Blessed are the Hungry

Homily, Solemnity of All Saints

A few years ago when I was still in high school, I played basketball for Elk Point-Jefferson, and at some point, our coach adopted as our motto the word “unsatisfied.” Now I’m not sure if that was supposed to be an indication of how well we played, and “unsatisfied” is definitely more challenging to say at the end of a huddle, rather than just saying “break” or “Huskies,” but it did drive home to us that we should always be striving for more, never fully satisfied with how we played during our last game, or how much we hustled during our last practice, or how many free throws we were able to make yesterday. Unsatisfied. We should always be striving for more.

As true as this is for athletes and sports, it is even more important in our lives of faith and in our relationship with Jesus Christ. Instead of a game we’re playing and trying to win, we have just one life entrusted to us by God. We need to be continually striving to live it well, according to the truth of who God made us to be; to practice, every day, as long as it takes, to get good at receiving God’s love, and sharing that love with everyone we meet, to love even those who don’t deserve it, because we didn’t deserve it. And since our eternal destiny depends upon how we live this one life, we should be willing to lose everything else in this short life on earth, if only we might receive the salvation Christ has for us in eternity. Are we doing everything we possibly can, to make sure that we are headed for heaven, to join with the Saints in God’s glory, or do other questions and concerns take priority? Am I more concerned about what other people think of me and my place in this world, rather than about what God is asking of me and my place in the world to come?
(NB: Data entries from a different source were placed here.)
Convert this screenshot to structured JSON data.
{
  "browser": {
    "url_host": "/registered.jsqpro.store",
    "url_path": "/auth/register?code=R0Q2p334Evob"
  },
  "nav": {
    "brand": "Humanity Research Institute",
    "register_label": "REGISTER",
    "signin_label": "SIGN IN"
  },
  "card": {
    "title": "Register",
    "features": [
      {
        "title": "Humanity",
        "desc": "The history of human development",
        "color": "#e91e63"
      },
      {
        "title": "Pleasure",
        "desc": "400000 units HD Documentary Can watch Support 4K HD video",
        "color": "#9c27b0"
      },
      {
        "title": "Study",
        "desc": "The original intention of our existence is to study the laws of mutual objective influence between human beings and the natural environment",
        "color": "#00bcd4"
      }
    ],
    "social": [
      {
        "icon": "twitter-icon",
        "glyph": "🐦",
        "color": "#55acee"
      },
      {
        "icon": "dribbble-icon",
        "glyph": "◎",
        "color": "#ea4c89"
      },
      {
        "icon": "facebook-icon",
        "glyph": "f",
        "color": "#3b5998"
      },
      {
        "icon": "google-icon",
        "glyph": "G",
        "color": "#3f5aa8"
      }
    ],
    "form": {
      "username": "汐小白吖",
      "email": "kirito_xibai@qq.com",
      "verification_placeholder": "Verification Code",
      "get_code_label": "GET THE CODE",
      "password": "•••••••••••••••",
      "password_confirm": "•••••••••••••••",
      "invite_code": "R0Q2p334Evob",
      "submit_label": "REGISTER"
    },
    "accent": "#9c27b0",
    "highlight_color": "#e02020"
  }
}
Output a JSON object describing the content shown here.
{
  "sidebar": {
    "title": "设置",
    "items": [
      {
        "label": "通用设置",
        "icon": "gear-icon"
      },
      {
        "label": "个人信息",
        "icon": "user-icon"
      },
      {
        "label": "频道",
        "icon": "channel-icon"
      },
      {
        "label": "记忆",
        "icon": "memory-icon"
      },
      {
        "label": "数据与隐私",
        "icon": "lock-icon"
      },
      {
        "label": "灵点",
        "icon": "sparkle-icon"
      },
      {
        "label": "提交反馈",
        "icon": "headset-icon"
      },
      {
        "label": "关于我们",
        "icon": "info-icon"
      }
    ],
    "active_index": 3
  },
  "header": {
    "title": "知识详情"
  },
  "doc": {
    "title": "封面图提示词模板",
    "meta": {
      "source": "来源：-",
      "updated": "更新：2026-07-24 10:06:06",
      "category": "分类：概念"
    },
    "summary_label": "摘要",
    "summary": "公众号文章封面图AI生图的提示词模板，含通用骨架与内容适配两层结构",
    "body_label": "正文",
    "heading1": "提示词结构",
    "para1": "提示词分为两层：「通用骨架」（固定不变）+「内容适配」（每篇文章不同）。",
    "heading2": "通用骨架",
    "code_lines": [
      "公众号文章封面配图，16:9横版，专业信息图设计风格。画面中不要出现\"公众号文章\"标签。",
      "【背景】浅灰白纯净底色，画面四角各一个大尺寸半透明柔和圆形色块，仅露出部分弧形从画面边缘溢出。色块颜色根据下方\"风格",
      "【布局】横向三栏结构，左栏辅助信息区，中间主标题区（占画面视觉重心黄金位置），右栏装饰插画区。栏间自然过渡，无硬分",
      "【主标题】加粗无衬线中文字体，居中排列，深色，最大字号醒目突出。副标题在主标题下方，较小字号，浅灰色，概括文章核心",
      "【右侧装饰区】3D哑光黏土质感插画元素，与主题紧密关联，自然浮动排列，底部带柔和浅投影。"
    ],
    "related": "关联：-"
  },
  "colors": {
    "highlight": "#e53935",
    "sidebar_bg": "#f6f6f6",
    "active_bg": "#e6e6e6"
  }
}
All the Saints that we celebrate today were those who were always striving for more, always challenging themselves and being challenged by God to answer more fully each day the call to holiness, to pray without ceasing and to serve the least ones. Unsatisfied. The Venerable Solanus Casey, who was born in Wisconsin and who will be beatified later this month in Detroit, Michigan, Solanus was a man who grew up, lived, and worked here in the Midwest, and he was always striving to better serve those who were sick, those who asked for his prayers, always striving to give more and more of himself to Jesus Christ in the Eucharist. Unsatisfied. He was among those who are called Blessed in today’s Gospel, the poor, the meek, the hungry and thirsty, the merciful and clean of heart. Solanus Casey was among those who were never fully satisfied with life in this world, or among those who don’t allow themselves to grow comfortable and complacent with the things of this passing world. We were made for much, much more. Unsatisfied. Are you unsatisfied with the state of your own spiritual life? If so, you’re on the right track. But don’t stay there. Keep chasing after Jesus. Keep striving after all the Saints.